The final argument we must consider in petitioner's motion for summary judgment appears to be an estoppel argument. Petitioner contends that because respondent accepted his return for 1990 and issued him a refund, respondent should now be barred from assessing a deficiency in petitioner's 1990 tax. Petitioner's argument seems to be that his position as to the amount received from the civil action was fully disclosed on his return and respondent refunded the income taxes withheld on the basis of the return.

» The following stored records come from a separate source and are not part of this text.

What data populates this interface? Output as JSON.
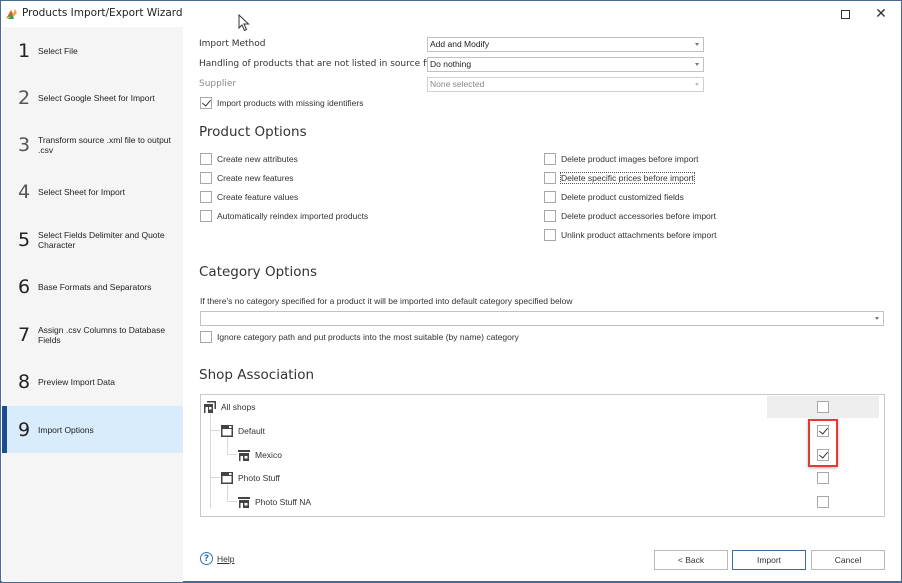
{
  "window": {
    "title": "Products Import/Export Wizard",
    "maximize_icon": "maximize-icon",
    "close_icon": "close-icon"
  },
  "sidebar": {
    "steps": [
      {
        "num": "1",
        "label": "Select File",
        "active": false
      },
      {
        "num": "2",
        "label": "Select Google Sheet for Import",
        "active": false
      },
      {
        "num": "3",
        "label": "Transform source .xml file to output .csv",
        "active": false
      },
      {
        "num": "4",
        "label": "Select Sheet for Import",
        "active": false
      },
      {
        "num": "5",
        "label": "Select Fields Delimiter and Quote Character",
        "active": false
      },
      {
        "num": "6",
        "label": "Base Formats and Separators",
        "active": false
      },
      {
        "num": "7",
        "label": "Assign .csv Columns to Database Fields",
        "active": false
      },
      {
        "num": "8",
        "label": "Preview Import Data",
        "active": false
      },
      {
        "num": "9",
        "label": "Import Options",
        "active": true
      }
    ]
  },
  "import_settings": {
    "import_method_label": "Import Method",
    "import_method_value": "Add and Modify",
    "handling_label": "Handling of products that are not listed in source file",
    "handling_value": "Do nothing",
    "supplier_label": "Supplier",
    "supplier_value": "None selected",
    "missing_identifiers_label": "Import products with missing identifiers",
    "missing_identifiers_checked": true
  },
  "product_options": {
    "title": "Product Options",
    "left": [
      {
        "label": "Create new attributes",
        "checked": false
      },
      {
        "label": "Create new features",
        "checked": false
      },
      {
        "label": "Create feature values",
        "checked": false
      },
      {
        "label": "Automatically reindex imported products",
        "checked": false
      }
    ],
    "right": [
      {
        "label": "Delete product images before import",
        "checked": false
      },
      {
        "label": "Delete specific prices before import",
        "checked": false,
        "focused": true
      },
      {
        "label": "Delete product customized fields",
        "checked": false
      },
      {
        "label": "Delete product accessories before import",
        "checked": false
      },
      {
        "label": "Unlink product attachments before import",
        "checked": false
      }
    ]
  },
  "category_options": {
    "title": "Category Options",
    "description": "If there's no category specified for a product it will be imported into default category specified below",
    "default_category_value": "",
    "ignore_path_label": "Ignore category path and put products into the most suitable (by name) category",
    "ignore_path_checked": false
  },
  "shop_association": {
    "title": "Shop Association",
    "shops": [
      {
        "label": "All shops",
        "level": 0,
        "icon": "shop-group-icon",
        "checked": false
      },
      {
        "label": "Default",
        "level": 1,
        "icon": "shop-window-icon",
        "checked": true
      },
      {
        "label": "Mexico",
        "level": 2,
        "icon": "store-icon",
        "checked": true
      },
      {
        "label": "Photo Stuff",
        "level": 1,
        "icon": "shop-window-icon",
        "checked": false
      },
      {
        "label": "Photo Stuff NA",
        "level": 2,
        "icon": "store-icon",
        "checked": false
      }
    ],
    "highlight_color": "#e53935"
  },
  "footer": {
    "help_label": "Help",
    "back_label": "< Back",
    "import_label": "Import",
    "cancel_label": "Cancel"
  },
  "colors": {
    "accent": "#1e4d8c",
    "active_step_bg": "#d9ecfc",
    "window_border": "#4a6a95",
    "help_blue": "#2f74c8"
  }
}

However, petitioner's argument is without merit. Respondent is not estopped from determining a deficiency merely because she had previously accepted Petitioner's return and issued a refund. Gordon v. United States [85-1 USTC ╤ 9328], 757 F.2d 1157 (11th Cir. 1985); Warner v. Commissioner [75-2 USTC ╤ 9848], 526 F.2d 1 (9th Cir. 1975), affg. [Dec. 32,775(M)] T.C. Memo. 1974-243; Baasch v. Commissioner [Dec. 47,251(M)], T.C. Memo. 1991-134, affd. without published opinion 962 F.2d 4 (2d Cir. 1992). Furthermore, we note that refunds of alleged excess withholdings without prior audit, are a matter of grace to the taxpayer, made in consequence of an amount due as shown on his return, and are subject to final audit and adjustment, and hence are not final determinations so as to preclude subsequent adjustment. Clark v. Commissioner [47-1 USTC ╤ 9103], 158 F.2d 851 (6th Cir. 1946), affg. a Memorandum Opinion of this Court dated Apr. 1, 1946 [15,096(M)]; Owens v. Commissioner [Dec. 29,039], 50 T.C. 577 (1968).

In sum, petitioner's motion for summary judgment will be denied as to all issues. To reflect the foregoing,

An appropriate order will be issued.


Вы также можете   зарегистрироваться  и/или  авторизоваться  


Электронный документ: вчера, сегодня, завтра

Несколько последних публикаций экспертов Synerdocs были посвящены электронным документам в судах и развитию системы электронного правосудия. В настоящей статье хотелось бы подвести некоторый итог и поднять вопрос о будущем электронного правосудия в России. А оно, как вы понимаете, напрямую связано с электронными документами

Чек-лист для проверки электронного документа на юридическую значимость

В этом году мы много говорили о представлении электронных документов в суд, не скупились на советы и рекомендации. При этом давно не поднимали тему юридической значимости. Пожалуй, с этого стоило начать цикл статей про электронное правосудие. Предлагаю обсудить, из чего же складывается юридическая значимость любого документа, и на что стоит обратить внимание при проверке документа на соответствие требованиям действующего законодательства в области ЭДО. Информация будет полезна всем: кто уже работает с электронными аналогами и тем, кто только открывает для себя новую область знаний.